===== PROVIDED MATERIAL
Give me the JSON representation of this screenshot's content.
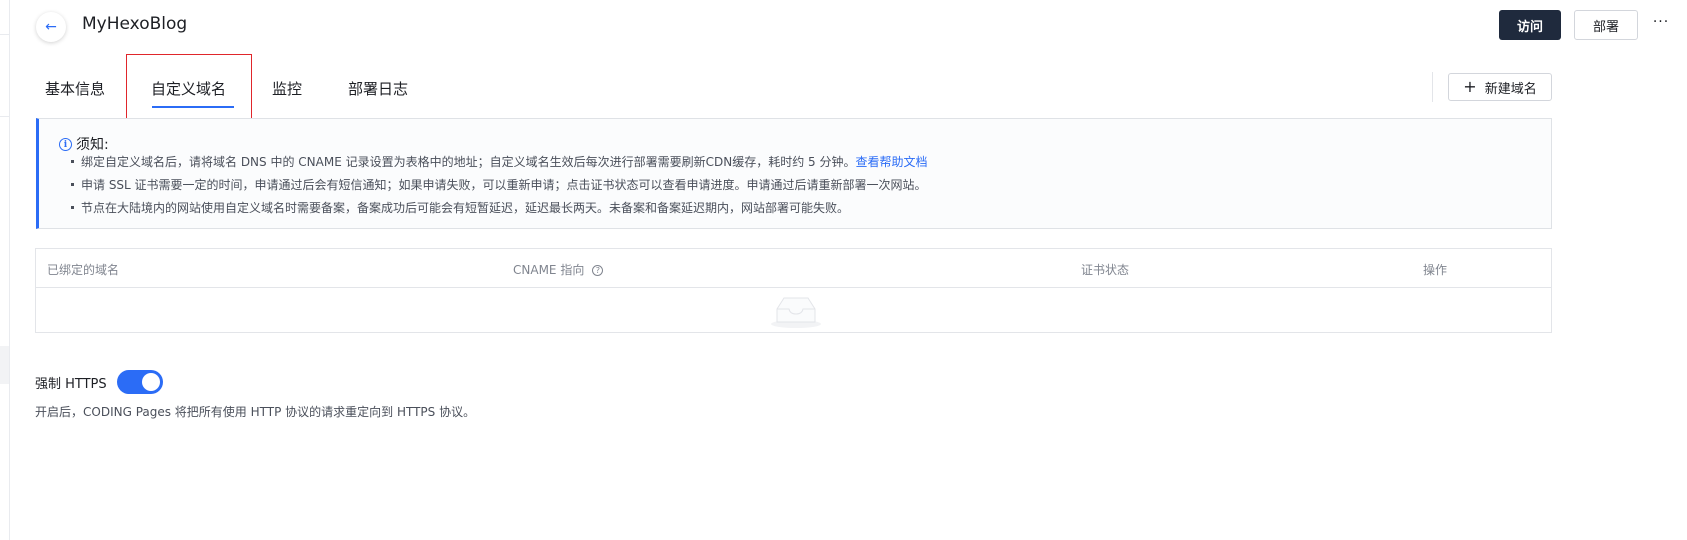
{
  "header": {
    "back_icon": "arrow-left-icon",
    "title": "MyHexoBlog",
    "visit_label": "访问",
    "deploy_label": "部署",
    "more_label": "···"
  },
  "tabs": [
    {
      "label": "基本信息",
      "active": false
    },
    {
      "label": "自定义域名",
      "active": true
    },
    {
      "label": "监控",
      "active": false
    },
    {
      "label": "部署日志",
      "active": false
    }
  ],
  "new_domain_label": "新建域名",
  "notice": {
    "title": "须知:",
    "items": [
      "绑定自定义域名后，请将域名 DNS 中的 CNAME 记录设置为表格中的地址；自定义域名生效后每次进行部署需要刷新CDN缓存，耗时约 5 分钟。",
      "申请 SSL 证书需要一定的时间，申请通过后会有短信通知；如果申请失败，可以重新申请；点击证书状态可以查看申请进度。申请通过后请重新部署一次网站。",
      "节点在大陆境内的网站使用自定义域名时需要备案，备案成功后可能会有短暂延迟，延迟最长两天。未备案和备案延迟期内，网站部署可能失败。"
    ],
    "help_link": "查看帮助文档"
  },
  "table": {
    "columns": [
      "已绑定的域名",
      "CNAME 指向",
      "证书状态",
      "操作"
    ],
    "rows": []
  },
  "https": {
    "label": "强制 HTTPS",
    "enabled": true,
    "description": "开启后，CODING Pages 将把所有使用 HTTP 协议的请求重定向到 HTTPS 协议。"
  },
  "colors": {
    "accent": "#2b6cf6",
    "primary_button": "#1f2a3d",
    "highlight_box": "#e0262b"
  }
}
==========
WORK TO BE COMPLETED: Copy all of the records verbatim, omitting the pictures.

REPLY:
Give me the JSON representation of this screenshot's content.
{
  "header": {
    "back_icon": "arrow-left-icon",
    "title": "MyHexoBlog",
    "visit_label": "访问",
    "deploy_label": "部署",
    "more_label": "···"
  },
  "tabs": [
    {
      "label": "基本信息",
      "active": false
    },
    {
      "label": "自定义域名",
      "active": true
    },
    {
      "label": "监控",
      "active": false
    },
    {
      "label": "部署日志",
      "active": false
    }
  ],
  "new_domain_label": "新建域名",
  "notice": {
    "title": "须知:",
    "items": [
      "绑定自定义域名后，请将域名 DNS 中的 CNAME 记录设置为表格中的地址；自定义域名生效后每次进行部署需要刷新CDN缓存，耗时约 5 分钟。",
      "申请 SSL 证书需要一定的时间，申请通过后会有短信通知；如果申请失败，可以重新申请；点击证书状态可以查看申请进度。申请通过后请重新部署一次网站。",
      "节点在大陆境内的网站使用自定义域名时需要备案，备案成功后可能会有短暂延迟，延迟最长两天。未备案和备案延迟期内，网站部署可能失败。"
    ],
    "help_link": "查看帮助文档"
  },
  "table": {
    "columns": [
      "已绑定的域名",
      "CNAME 指向",
      "证书状态",
      "操作"
    ],
    "rows": []
  },
  "https": {
    "label": "强制 HTTPS",
    "enabled": true,
    "description": "开启后，CODING Pages 将把所有使用 HTTP 协议的请求重定向到 HTTPS 协议。"
  },
  "colors": {
    "accent": "#2b6cf6",
    "primary_button": "#1f2a3d",
    "highlight_box": "#e0262b"
  }
}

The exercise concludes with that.